Problem statement:
Every entry needs to be given again exactly as it reads.

Data shown:

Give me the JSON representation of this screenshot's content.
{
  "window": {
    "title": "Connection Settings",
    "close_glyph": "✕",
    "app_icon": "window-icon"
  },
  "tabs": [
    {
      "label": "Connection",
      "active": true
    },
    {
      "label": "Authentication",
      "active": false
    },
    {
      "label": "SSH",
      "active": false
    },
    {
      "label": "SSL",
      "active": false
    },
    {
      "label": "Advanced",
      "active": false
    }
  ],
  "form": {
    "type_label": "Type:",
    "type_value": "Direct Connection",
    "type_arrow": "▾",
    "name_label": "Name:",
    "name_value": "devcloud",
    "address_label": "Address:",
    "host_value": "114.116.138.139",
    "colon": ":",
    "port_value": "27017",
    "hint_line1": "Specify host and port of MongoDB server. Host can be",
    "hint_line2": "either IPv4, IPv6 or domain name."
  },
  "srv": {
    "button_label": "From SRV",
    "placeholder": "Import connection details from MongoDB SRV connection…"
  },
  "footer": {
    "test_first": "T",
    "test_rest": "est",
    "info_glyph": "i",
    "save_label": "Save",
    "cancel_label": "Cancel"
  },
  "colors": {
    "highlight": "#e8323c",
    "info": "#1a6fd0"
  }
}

Response for this exercise:
Give me the JSON representation of this screenshot's content.
{
  "window": {
    "title": "Connection Settings",
    "close_glyph": "✕",
    "app_icon": "window-icon"
  },
  "tabs": [
    {
      "label": "Connection",
      "active": true
    },
    {
      "label": "Authentication",
      "active": false
    },
    {
      "label": "SSH",
      "active": false
    },
    {
      "label": "SSL",
      "active": false
    },
    {
      "label": "Advanced",
      "active": false
    }
  ],
  "form": {
    "type_label": "Type:",
    "type_value": "Direct Connection",
    "type_arrow": "▾",
    "name_label": "Name:",
    "name_value": "devcloud",
    "address_label": "Address:",
    "host_value": "114.116.138.139",
    "colon": ":",
    "port_value": "27017",
    "hint_line1": "Specify host and port of MongoDB server. Host can be",
    "hint_line2": "either IPv4, IPv6 or domain name."
  },
  "srv": {
    "button_label": "From SRV",
    "placeholder": "Import connection details from MongoDB SRV connection…"
  },
  "footer": {
    "test_first": "T",
    "test_rest": "est",
    "info_glyph": "i",
    "save_label": "Save",
    "cancel_label": "Cancel"
  },
  "colors": {
    "highlight": "#e8323c",
    "info": "#1a6fd0"
  }
}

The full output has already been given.